As mentioned earlier, if the ideal sexual figure cannot be attained naturally, then one has to look at it elsewhere. In the video, Nicki Minaj has undergone several plastic surgeries to attain the desired sexual bodily parts like wasp waist and huge behinds and breasts. In the song, Minaj rebukes men for only desiring women with certain bodily features. Ironically, she is punishing men by showing them exactly what they want to see.
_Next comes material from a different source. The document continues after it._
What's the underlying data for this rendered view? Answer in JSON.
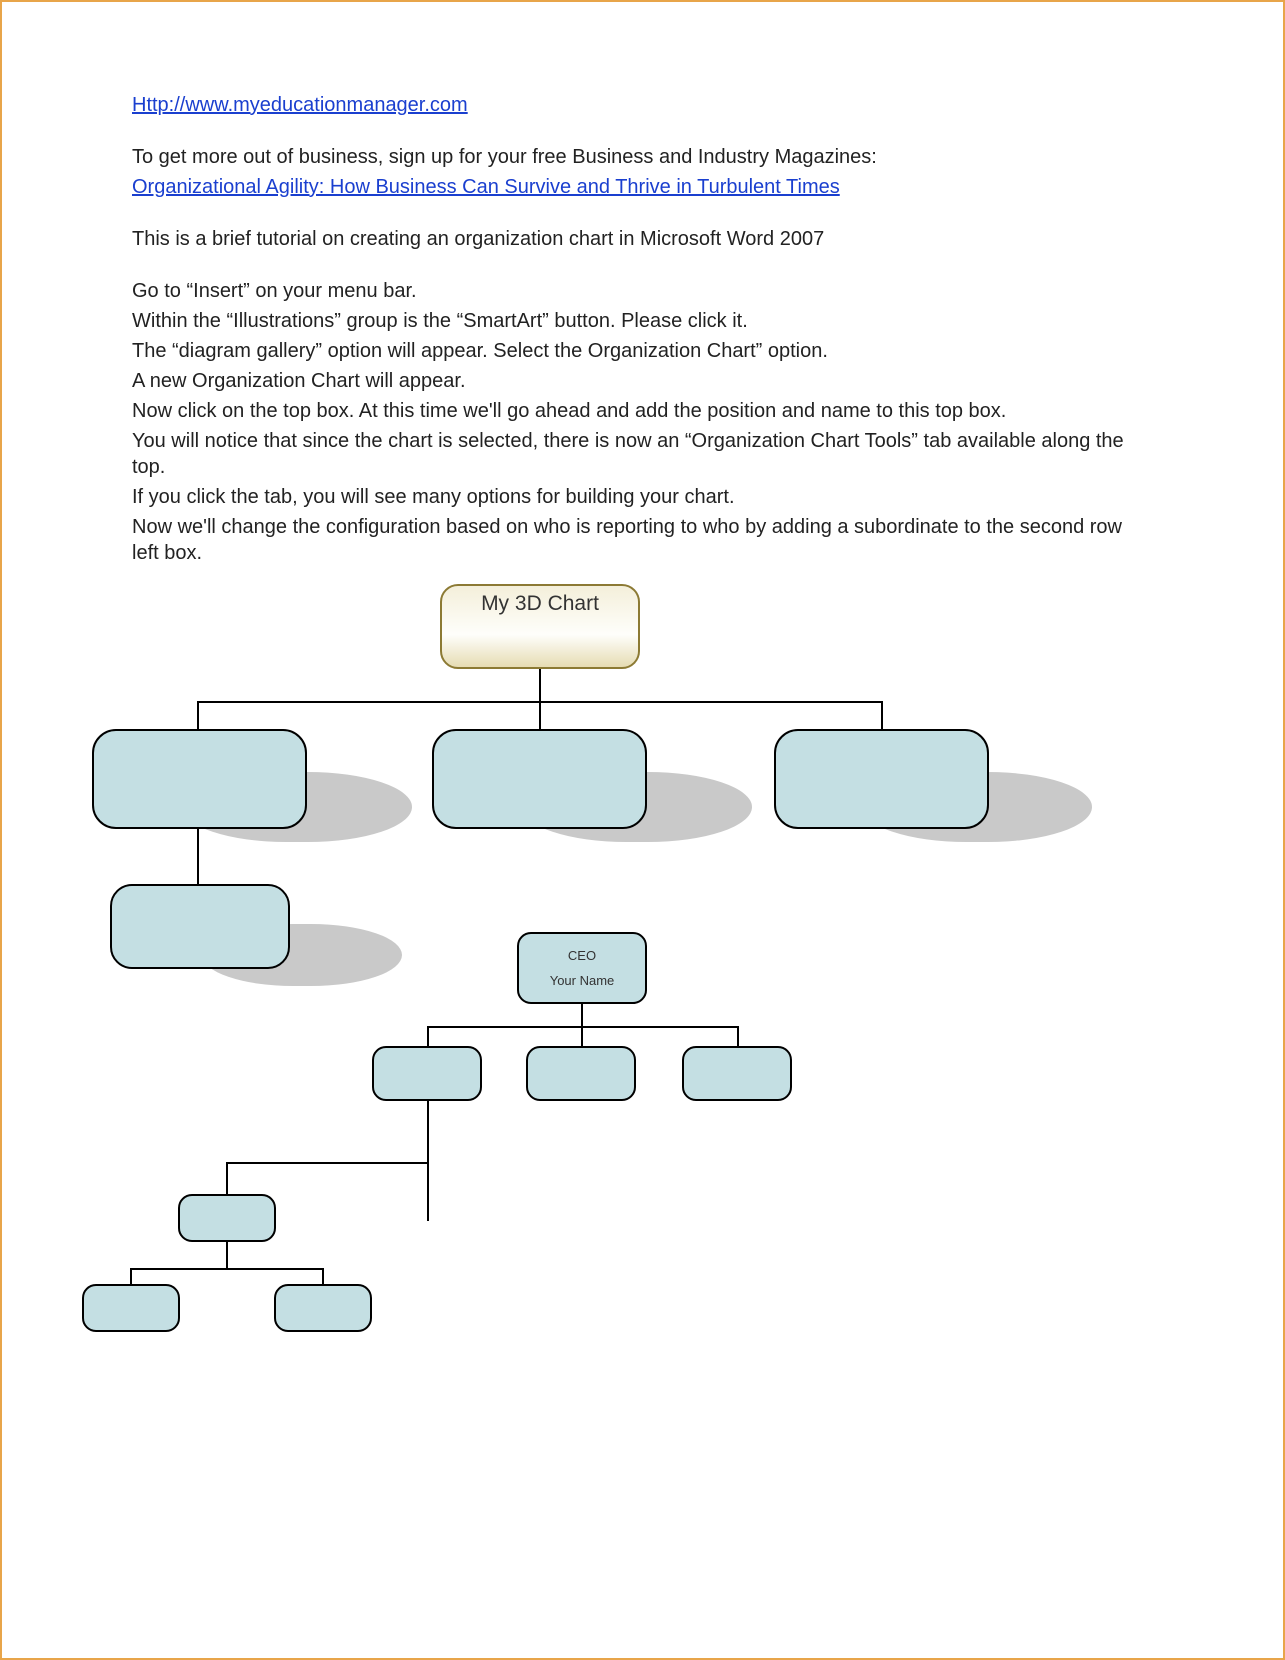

It appears that music without sexual content is like an engine without fuel – it cannot run. In another record-breaking song, Candy Shop, by 50 Cent, sexuality is glorified as something that happens casually, just like walking into a shop, buying a commodity, and proceeding home. In the video, 50 Cent enters a brothel before performing some sexual innuendos with a prostitute accompanied by the lyrical message of how he loves nymphomaniac women. The video presents sex as candy, and society appears to be purchasing this community wholesale, going by the popularity of such songs.
The music industry continues to feed society with the fantasy that sex is appealing and should be enjoyed with abandonment. This perception has exposed young minds to a skewed mindset devoid of self-respect and appreciation. Every day the media is awash with stories of young women expressing their desire for plastic surgery for aesthetic purposes, specifically to boost their rear parts, hips, and breasts.
To this generation of misguided souls, the only way they can be appealing sexually is to have certain standards which have been set by the music industry in its quest for profitability. Few music videos emphasize that everyone is sexually beautiful and appealing by his or her birthright. The standards set by music producers and writers are a fallacy that cannot satisfy the objectives of sex, whether for pleasure or procreation.
Fortunately, not everything is lost, as some musicians have come up with love songs without the commodification of sex. Adele, in her record-breaking song, Hello, shows that music can still be used to communicate love and sex with decency. Unfortunately, the popular culture is drunk with explicit sexual content, and the likes of Adele will have to work extra hard to liberate society from sinking deeper into debauchery.